Having heard most of the music at the Green Mill, it was still cool to hear it onstage, with more space. Barber always forms a synchronicity with her chosen bassist, and on this night, in this sonar context, Patrick Mulcahy shone brightly. That is no slight to one of Chicago’s most versatile drummers, Jon Deitemyer, who ably accompanied Barber’s oft-visited pop remakes like “The In Crowd” and the closer, “This Town,” as well as her own “Company,” which pleased me and the clearly excited lady and her husband in row 4. Barber’s main material this night came from her latest album, Higher. Those songs resonate with this reviewer better in person, where Barber contributes more jazz nuance to her “art” pieces. At the end, I wasn’t sad with my choice—another intimate evening with a great interpreter and her trio.
I walked Barb back to the condo, and then turned around for my final concert, led by Chicago’s gonzo percussionist Makaya McCraven, at Gesù. The place was packed with people clearly anticipating a spirited session with the provocateur of the critically acclaimed album Universal Beings. When I saw Greg Spero at the keyboards, I knew this was going to be a good show. And Spero was needed for direction because, from the start, McCraven could not hide his excitement with being a part of this festival. His manic playing nearly overwhelmed his musicians early on. Fortunately, he settled down and a groove was established that clearly satisfied his gratified audience. While it would be nearly impossible to represent the heralded recording live, McCraven did lead his Chicago quintet in some pieces from it, with Jeremiah Hunt exhibiting some scintillating bass chops along with Matt Gold’s increasingly tasty guitar licks and Irvin Pierce’s steady sax work, especially punctuated by McCraven’s constant cymbal playing. All through it, Spero provided excellent backbone and expression that, along with Gold, reminded me of Joe Zawinul’s Syndicate group with Scott Henderson.
* * *
We did spend one more day in Montréal, but it was dedicated to a visit to the Botanical Gardens, just a block beyond the Olympic Village, a relic of past glory. Events still occur there, but one could not escape a sense of ennui in passing by, a place that used to be so active, now just a tourist attraction.

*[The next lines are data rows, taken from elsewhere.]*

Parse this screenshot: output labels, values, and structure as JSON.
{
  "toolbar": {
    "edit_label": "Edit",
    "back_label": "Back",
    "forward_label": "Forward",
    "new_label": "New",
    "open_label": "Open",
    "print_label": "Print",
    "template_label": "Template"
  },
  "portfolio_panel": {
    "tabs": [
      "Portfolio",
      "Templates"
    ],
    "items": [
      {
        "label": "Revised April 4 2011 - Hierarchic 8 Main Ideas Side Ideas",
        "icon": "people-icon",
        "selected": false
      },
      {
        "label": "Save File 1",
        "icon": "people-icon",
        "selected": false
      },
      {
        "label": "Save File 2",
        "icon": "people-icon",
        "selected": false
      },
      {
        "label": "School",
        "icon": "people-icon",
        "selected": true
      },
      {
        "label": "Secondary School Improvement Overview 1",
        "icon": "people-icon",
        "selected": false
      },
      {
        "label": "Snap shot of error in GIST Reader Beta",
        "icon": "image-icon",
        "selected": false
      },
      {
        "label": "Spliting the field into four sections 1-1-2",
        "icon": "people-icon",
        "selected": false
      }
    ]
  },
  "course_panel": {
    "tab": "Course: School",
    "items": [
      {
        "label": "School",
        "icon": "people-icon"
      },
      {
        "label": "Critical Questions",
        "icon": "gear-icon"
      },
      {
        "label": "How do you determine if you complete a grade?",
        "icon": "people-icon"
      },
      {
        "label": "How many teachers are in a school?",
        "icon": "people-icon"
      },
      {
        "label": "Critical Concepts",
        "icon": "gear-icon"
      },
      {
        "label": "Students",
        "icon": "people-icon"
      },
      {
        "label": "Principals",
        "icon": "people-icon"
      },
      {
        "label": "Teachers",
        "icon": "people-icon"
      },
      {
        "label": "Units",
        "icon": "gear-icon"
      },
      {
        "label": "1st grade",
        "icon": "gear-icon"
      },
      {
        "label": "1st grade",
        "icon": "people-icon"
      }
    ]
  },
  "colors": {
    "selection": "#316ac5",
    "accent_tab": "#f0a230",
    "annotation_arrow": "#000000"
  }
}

We went to the garden to hopefully see some of the fanciful topiaries that were developed there. Alas, they all seemed to be on loan to places like Atlanta. We had a pleasant walk through the remainder, though muted somewhat by the hottest day of our week.
On this Monday, we had two sumptuous meals: breakfast at Eggspectation on Rue Sainte-Catherine and fish-and-chips at a suggested corner place, Brit & Chips, near Rue Notre-Dame, where I decided to exchange the chips for classic poutine, which was satisfying but a bit much—I had it and part of my fish for breakfast the next day. At a lot of places here, portions were easily enough to satisfy two elderly people looking to stave off calories.
In the end, we were more than happy to have made this trip and to have attended one of the great music festivals in North America. While my press credentials helped, I would not have minded being there as a mere tourist and music fan. The main festival itself is two weeks long, and that is a long time. But there is enough music and plenty to experience for a five-day planned visit. The language situation is not an impediment, and Montréal’s general good will make this a destination well worth revisiting. We plan to.
"Jazz with Mr. C" is written by Jeff Cebulski, a jazz enthusiast and regular contributor to Chicago Jazz Magazine. Contact Jeff at email@example.com